    As Duleep continued to sport his eastern garbs – including a Turban – as a novelty.  Something which was not lost on the locals.  British officers wore regimental Turbans when leading Sikhs in India, and Sikh soldiers parading in Britain during Queen Victoria’s Diamond Jubilee were welcomed as celebrities.

    Throughout this vast history, and the bits in between not mentioned; the story of British Sikh endeavours has been a rich and fruitful one.

    One which has inspired many Sikhs today to fight for Great Britain – something I’m grateful to be capturing for a forthcoming mini-series of films for the British Army (below).

    One which has seen many Sikhs contribute, across many sectors of our economy, to British prosperity – something we raised during the recent “Turbanology At Vaisakhi” events at Ernst & Young with the event “How Sikhs contribute to prosperity in Britain“.
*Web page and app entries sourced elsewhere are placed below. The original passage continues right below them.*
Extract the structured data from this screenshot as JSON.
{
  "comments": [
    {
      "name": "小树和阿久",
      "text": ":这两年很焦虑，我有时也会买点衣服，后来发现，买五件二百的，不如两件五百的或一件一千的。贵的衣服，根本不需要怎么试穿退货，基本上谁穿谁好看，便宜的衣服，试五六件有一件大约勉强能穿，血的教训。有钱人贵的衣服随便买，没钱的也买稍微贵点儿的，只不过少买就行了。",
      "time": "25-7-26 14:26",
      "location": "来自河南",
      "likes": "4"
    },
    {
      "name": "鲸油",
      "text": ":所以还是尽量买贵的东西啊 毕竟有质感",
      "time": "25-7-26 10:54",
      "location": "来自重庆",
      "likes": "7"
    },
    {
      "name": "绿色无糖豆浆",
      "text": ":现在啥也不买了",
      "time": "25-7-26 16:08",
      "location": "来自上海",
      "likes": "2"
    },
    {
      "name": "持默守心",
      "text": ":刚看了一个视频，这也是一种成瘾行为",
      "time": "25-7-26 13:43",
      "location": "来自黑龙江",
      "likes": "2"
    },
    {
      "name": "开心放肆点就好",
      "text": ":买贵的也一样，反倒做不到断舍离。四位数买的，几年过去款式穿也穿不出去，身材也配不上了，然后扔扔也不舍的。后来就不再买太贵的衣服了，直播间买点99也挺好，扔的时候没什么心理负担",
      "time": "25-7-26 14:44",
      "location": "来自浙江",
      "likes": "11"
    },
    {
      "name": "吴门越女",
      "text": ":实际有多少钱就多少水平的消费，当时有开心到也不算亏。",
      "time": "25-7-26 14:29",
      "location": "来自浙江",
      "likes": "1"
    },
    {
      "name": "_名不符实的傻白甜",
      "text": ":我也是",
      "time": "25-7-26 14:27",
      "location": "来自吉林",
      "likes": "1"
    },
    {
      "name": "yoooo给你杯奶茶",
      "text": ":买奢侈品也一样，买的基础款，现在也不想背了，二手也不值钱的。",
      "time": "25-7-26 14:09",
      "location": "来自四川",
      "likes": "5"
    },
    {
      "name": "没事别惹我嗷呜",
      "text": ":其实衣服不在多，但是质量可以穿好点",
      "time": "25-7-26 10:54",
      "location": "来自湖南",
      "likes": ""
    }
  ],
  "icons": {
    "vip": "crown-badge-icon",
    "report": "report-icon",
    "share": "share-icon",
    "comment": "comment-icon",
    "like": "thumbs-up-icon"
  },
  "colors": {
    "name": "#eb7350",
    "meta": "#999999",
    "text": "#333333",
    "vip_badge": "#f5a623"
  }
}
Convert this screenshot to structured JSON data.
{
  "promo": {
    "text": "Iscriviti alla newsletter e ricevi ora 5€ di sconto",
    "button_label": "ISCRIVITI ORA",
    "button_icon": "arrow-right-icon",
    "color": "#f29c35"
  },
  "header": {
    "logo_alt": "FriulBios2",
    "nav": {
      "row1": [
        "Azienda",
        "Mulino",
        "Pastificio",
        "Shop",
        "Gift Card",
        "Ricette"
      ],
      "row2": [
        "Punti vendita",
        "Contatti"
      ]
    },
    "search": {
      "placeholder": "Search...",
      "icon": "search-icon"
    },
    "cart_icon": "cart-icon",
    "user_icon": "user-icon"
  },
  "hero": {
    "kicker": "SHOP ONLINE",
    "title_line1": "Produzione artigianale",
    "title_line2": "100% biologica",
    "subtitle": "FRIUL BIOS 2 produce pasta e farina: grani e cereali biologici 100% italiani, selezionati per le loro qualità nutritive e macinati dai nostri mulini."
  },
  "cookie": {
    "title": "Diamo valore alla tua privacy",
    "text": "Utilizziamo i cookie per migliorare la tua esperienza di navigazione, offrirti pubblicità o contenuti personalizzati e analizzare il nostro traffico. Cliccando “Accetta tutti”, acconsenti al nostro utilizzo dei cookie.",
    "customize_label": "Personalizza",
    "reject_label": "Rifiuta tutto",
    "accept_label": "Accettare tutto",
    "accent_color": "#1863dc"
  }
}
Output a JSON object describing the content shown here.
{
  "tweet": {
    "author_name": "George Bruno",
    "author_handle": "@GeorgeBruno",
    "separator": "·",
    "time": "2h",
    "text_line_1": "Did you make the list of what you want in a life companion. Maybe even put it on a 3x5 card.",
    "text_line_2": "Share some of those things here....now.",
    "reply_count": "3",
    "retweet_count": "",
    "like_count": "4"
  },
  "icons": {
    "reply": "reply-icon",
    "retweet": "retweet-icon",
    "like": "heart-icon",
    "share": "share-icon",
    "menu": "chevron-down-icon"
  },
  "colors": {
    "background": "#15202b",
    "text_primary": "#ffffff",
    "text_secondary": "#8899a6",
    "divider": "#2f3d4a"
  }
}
    And in appreciating our connected history we get to move forward – as British Sikhs.

    In promoting this story to those who don’t know we show our pride in the journey our forefathers have made to become successful British Sikhs.

    For me, British Sikh history has always been crucial – to know where we are going as a community we must understand where we’ve come from.  To contribute to the greatness of Britain we must focus on developing our own narrative.

    And to be pivotal members of wider society, we must appreciate that which have enabled us to add flavour and colour to British life – and live in accordance with our Guru’s principles in a modern western setting.

    British Sikh Heritage is not the domain of one man or organisation – or the work of those who’s ego or greed see them hogging the agenda for personal gratification.

    British Sikh Heritage is the domain of all British Sikhs – one which we should all work at understanding and promoting.